Internet-based cognitive behavioral therapy (ICBT) has been found to be effective for tinnitus management, although there is limited understanding about who will benefit the most from ICBT. Traditional statistical models have largely failed to identify the nonlinear associations and hence find strong predictors of success with ICBT. This study aimed at examining the use of an artificial neural network (ANN) and support vector machine (SVM) to identify variables associated with treatment success in ICBT for tinnitus.
The study involved a secondary analysis of data from 228 individuals who had completed ICBT in previous intervention studies. A 13-point reduction in Tinnitus Functional Index (TFI) was defined as a successful outcome. There were 33 predictor variables, including demographic, tinnitus, hearing-related and treatment-related variables, and clinical factors (anxiety, depression, insomnia, hyperacusis, hearing disability, cognitive function, and life satisfaction). Predictive models using ANN and SVM were developed and evaluated for classification accuracy. SHapley Additive exPlanations (SHAP) analysis was used to identify the relative predictor variable importance using the best predictive model for a successful treatment outcome.
The best predictive model was achieved with the ANN with an average area under the receiver operating characteristic value of 0.73 ± 0.03. The SHAP analysis revealed that having a higher education level and a greater baseline tinnitus severity were the most critical factors that influence treatment outcome positively.
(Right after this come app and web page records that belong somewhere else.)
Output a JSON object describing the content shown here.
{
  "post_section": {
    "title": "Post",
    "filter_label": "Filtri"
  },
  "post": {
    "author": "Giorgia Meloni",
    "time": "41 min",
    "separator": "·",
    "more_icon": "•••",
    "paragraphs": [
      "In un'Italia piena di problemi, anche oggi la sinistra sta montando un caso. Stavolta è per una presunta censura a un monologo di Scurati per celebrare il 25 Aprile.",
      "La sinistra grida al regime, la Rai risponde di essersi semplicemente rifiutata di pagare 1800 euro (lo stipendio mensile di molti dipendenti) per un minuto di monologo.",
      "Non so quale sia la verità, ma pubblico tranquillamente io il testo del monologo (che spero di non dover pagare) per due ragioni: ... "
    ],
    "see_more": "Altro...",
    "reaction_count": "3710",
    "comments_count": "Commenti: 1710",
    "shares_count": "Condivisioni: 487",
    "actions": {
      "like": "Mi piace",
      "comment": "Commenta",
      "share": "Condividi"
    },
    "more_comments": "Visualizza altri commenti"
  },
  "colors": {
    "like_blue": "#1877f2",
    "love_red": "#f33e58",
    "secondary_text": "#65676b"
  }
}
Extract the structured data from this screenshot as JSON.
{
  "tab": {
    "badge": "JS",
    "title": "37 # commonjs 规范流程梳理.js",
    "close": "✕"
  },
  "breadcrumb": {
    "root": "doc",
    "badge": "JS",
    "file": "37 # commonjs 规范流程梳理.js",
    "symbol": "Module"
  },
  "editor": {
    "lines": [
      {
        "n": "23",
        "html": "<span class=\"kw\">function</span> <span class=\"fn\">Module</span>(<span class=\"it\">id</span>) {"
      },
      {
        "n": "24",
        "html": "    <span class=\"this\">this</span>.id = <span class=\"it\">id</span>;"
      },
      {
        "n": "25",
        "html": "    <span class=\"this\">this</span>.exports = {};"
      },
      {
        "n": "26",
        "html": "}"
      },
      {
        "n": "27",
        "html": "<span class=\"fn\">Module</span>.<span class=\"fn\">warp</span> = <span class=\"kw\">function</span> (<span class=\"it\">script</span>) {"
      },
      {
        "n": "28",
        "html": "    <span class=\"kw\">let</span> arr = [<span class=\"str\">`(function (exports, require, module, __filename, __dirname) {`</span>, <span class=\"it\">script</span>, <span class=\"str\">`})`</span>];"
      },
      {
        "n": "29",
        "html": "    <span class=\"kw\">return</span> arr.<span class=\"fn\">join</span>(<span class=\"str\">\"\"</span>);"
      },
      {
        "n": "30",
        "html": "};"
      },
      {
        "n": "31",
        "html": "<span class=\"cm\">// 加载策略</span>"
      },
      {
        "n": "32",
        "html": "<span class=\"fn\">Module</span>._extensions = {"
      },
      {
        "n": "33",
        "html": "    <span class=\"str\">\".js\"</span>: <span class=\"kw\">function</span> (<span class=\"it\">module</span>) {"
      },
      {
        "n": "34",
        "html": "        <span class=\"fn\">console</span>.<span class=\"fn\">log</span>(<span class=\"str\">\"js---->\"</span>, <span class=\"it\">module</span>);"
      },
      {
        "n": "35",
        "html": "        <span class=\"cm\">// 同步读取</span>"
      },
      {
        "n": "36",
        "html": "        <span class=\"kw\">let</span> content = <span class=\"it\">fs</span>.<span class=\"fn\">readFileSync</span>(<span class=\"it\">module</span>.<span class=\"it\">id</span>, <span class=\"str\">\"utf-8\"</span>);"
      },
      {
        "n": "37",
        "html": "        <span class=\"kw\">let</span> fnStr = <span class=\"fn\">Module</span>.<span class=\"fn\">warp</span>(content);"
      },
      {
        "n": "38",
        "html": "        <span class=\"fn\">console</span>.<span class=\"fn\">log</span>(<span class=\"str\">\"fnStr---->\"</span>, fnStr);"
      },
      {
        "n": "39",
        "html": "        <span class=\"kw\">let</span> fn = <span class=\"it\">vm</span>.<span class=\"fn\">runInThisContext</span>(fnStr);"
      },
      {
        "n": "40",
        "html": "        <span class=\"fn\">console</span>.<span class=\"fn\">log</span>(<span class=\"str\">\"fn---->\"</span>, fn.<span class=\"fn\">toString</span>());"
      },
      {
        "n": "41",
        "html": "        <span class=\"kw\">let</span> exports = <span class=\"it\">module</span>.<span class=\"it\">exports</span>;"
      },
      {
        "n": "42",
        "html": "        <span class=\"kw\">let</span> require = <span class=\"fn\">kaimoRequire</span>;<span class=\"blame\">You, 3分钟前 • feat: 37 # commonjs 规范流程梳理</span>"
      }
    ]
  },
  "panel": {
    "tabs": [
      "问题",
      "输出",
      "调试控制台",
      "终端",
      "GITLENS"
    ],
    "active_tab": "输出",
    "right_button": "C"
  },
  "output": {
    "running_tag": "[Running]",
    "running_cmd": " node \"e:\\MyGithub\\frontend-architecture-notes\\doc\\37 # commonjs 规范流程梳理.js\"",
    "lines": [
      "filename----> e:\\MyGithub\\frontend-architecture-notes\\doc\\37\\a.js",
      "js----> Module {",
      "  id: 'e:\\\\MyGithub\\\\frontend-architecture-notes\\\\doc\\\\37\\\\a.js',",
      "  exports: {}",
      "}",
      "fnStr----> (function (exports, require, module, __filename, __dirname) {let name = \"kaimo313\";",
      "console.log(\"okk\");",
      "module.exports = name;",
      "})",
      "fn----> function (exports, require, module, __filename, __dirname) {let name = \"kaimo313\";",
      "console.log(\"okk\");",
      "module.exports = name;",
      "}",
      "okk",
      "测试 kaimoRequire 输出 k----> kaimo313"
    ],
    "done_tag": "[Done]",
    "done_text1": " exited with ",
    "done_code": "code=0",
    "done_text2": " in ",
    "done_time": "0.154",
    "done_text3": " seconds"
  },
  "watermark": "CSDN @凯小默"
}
Predictive models such as ANN and SVM help predict ICBT treatment outcomes and identify predictors of outcome. However, further work is needed to examine predictors that were not considered in this study as well as to improve the predictive power of these models.
Rodrigo, H., Beukes, E. W., Andersson, G., & Manchaiah, V. (2022). Predicting the outcomes of internet-based cognitive behavioral therapy for tinnitus: Applications of Artificial Neural Network and Support Vector Machine. American Journal of Audiology, 31(4), 1167-1177. https://doi.org/10.1044/2022_AJA-21-00270
American Journal of Audiology